Intercepting http requests in Axios

Kenneth Coffie

October 05, 2021

4 min read

One of the first libraries I reach for when anything sort of web application is axios. Axios is an http client for making requests in the browser and Node.js. One might ask, why not use the fetch api that is already built into all modern browsers? My answer is always interceptors.

Having previously worked with Angular in my past jobs, one of the niceties its' built-in client offers is the ability to capture or intercept outgoing http requests. Since React doesn't care about which libraries we use with our UI, we have to make these decisions on our own.

This means choosing something like which http client we are using is left to us and luckily enough there are plethora of options in the Javascript eco-system. Some of these include got, axios, superagent, needle and the built-in fetch api. Chances are, any of the listed options will work fine for you but sometimes you might need to intercept outgoing requests.

Why intercept?

Sometimes you want to transform an outgoing request or read some data from an http response. To be more specific, one of the most common use cases for transforming requests is to attach a token to subsequent requests after signing in.

The code for this should look like this:

jsx
import axios from 'axios'
function getToken(){
// code to retrieve jwt token from cookies or localstorage
}
axios.interceptors.request.use(req => {
const token = getToken()
req.defaults.common['authorisation'] = `Bearer ${token}`
return request
}, err => Promise.reject(err))

If you're using jwt tokens to authenticate users into your application, you might also be using refresh tokens to persist user session. A refresh token is a token that is sent by your server when the jwt token is expired. Once your server has sent over the token, you might want to accept it and return.

jsx
axios.interceptors.response.use(req => {
const token = getToken()
req.defaults.headers.common["Authorization"] = `Bearer ${token}`
return request
}, err => Promise.reject(err))

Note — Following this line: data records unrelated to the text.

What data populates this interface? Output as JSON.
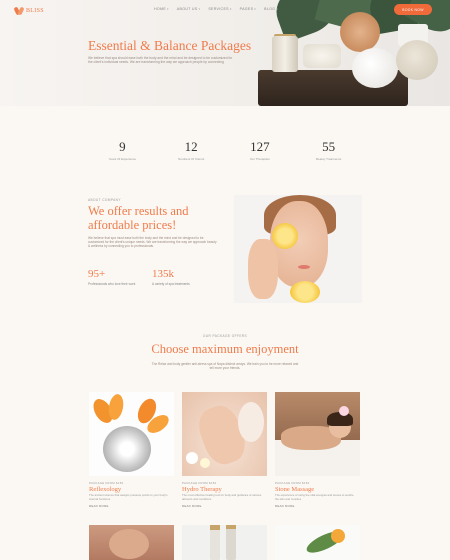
{
  "header": {
    "logo_text": "BLISS",
    "nav": [
      "HOME",
      "ABOUT US",
      "SERVICES",
      "PAGES",
      "BLOG"
    ],
    "book_button": "BOOK NOW"
  },
  "hero": {
    "title": "Essential & Balance Packages",
    "description": "We believe that spa should ease both the body and the mind and be designed to be customized for the client's individual needs. We are transforming the way we approach people by connecting"
  },
  "stats": [
    {
      "value": "9",
      "label": "Years Of Experience"
    },
    {
      "value": "12",
      "label": "Numbers Of Clients"
    },
    {
      "value": "127",
      "label": "Our Therapists"
    },
    {
      "value": "55",
      "label": "Beauty Treatments"
    }
  ],
  "offer": {
    "kicker": "ABOUT COMPANY",
    "title": "We offer results and affordable prices!",
    "description": "We believe that spa must ease both the body and the mind and be designed to be customized for the client's unique needs. We are transforming the way we approach beauty & wellness by connecting you to professionals.",
    "features": [
      {
        "value": "95+",
        "label": "Professionals who love their work"
      },
      {
        "value": "135k",
        "label": "A variety of spa treatments"
      }
    ]
  },
  "packages": {
    "kicker": "OUR PACKAGE OFFERS",
    "title": "Choose maximum enjoyment",
    "description": "The Relax and body gentler anti-stress spa of Napa distinct arrays. We train you to be more relaxed and tell more your friends.",
    "cards": [
      {
        "kicker": "PACKAGE FROM $150",
        "name": "Reflexology",
        "desc": "The ancient science that assigns pressure points to your body's internal functions",
        "more": "READ MORE"
      },
      {
        "kicker": "PACKAGE FROM $150",
        "name": "Hydro Therapy",
        "desc": "The most effective healing tool for body and guidance of various ailments and conditions",
        "more": "READ MORE"
      },
      {
        "kicker": "PACKAGE FROM $150",
        "name": "Stone Massage",
        "desc": "The experience of using the vital energies and stones to soothe the skin and muscles",
        "more": "READ MORE"
      }
    ]
  },
  "colors": {
    "accent": "#f07b4b",
    "button": "#f06a3a",
    "background": "#fbf8f3"
  }
}
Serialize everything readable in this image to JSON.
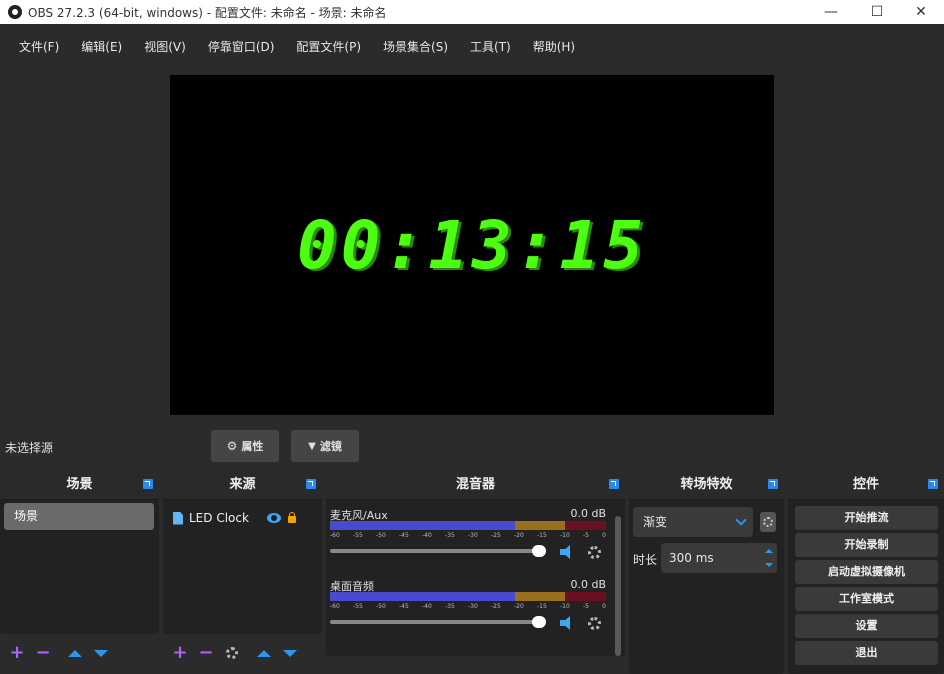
{
  "window": {
    "title": "OBS 27.2.3 (64-bit, windows) - 配置文件: 未命名 - 场景: 未命名",
    "controls": [
      "—",
      "☐",
      "✕"
    ]
  },
  "menu": [
    "文件(F)",
    "编辑(E)",
    "视图(V)",
    "停靠窗口(D)",
    "配置文件(P)",
    "场景集合(S)",
    "工具(T)",
    "帮助(H)"
  ],
  "preview": {
    "clock_text": "00:13:15"
  },
  "source_bar": {
    "no_selection": "未选择源",
    "properties": "属性",
    "filters": "滤镜"
  },
  "scenes": {
    "title": "场景",
    "items": [
      "场景"
    ]
  },
  "sources": {
    "title": "来源",
    "items": [
      {
        "name": "LED Clock",
        "icon": "file-icon"
      }
    ]
  },
  "mixer": {
    "title": "混音器",
    "ticks": [
      "-60",
      "-55",
      "-50",
      "-45",
      "-40",
      "-35",
      "-30",
      "-25",
      "-20",
      "-15",
      "-10",
      "-5",
      "0"
    ],
    "channels": [
      {
        "name": "麦克风/Aux",
        "db": "0.0 dB"
      },
      {
        "name": "桌面音频",
        "db": "0.0 dB"
      }
    ]
  },
  "transitions": {
    "title": "转场特效",
    "selected": "渐变",
    "duration_label": "时长",
    "duration_value": "300 ms"
  },
  "controls": {
    "title": "控件",
    "buttons": [
      "开始推流",
      "开始录制",
      "启动虚拟摄像机",
      "工作室模式",
      "设置",
      "退出"
    ]
  },
  "colors": {
    "accent": "#2b95f0",
    "clock": "#4cff12",
    "purple": "#b060ff"
  }
}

Aside from intercepting and reading the refresh token from the response headers, we could also intercept the response error incase there is any incoming error. You could also check for certain http codes in order to perform certain actions in your frontend when that error occurs at the interceptor level rather than call by call basis.

Gotcha

One of the most painful experiences I have ever had whilst working with axios interceptors was handling the error callback.

jsx
axios.interceptors.response.use(req => {
return request
}, err => Promise.reject(err))
jsx
axios.interceptors.response.use(req => {
return request
}, err => err)

Do you notice any difference between the two segments of code? The difference is that we are handling the error in the first segment and not handling it in the second. If you were to write a try/catch block around a normal request that had the second interceptor initiated, you would not see the error occur in the catch block. Instead the error will acts as a normal response in the try block. The internals of why this happens is beyond my purview but debugging it drove me crazy for weeks, dare I say months.

Conclusion

I hope you have learnt how to work with interceptors and the concept behind them. That said, interceptors aren't the other way to configure defaults for outgoing or incoming requests and response in JavaScript. Before you reach for an interceptor, try to see if what you are building can be implemented with an Axios instance or mutating the Axios object via axios.defaults. The syntax for an Axios instance looks like this:

jsx
const instance = axios.create({
baseURL: 'https://some-domain.com/api/',
timeout: 1000,
headers: {'X-Custom-Header': 'foobar'}
});

If you prefer working with the fetch api but still love the concept of interceptors, you can check out fetch-interceptor or if you are up for it you can write your own.

Subscribe to my newsletter

You won't receive any spam! ✌️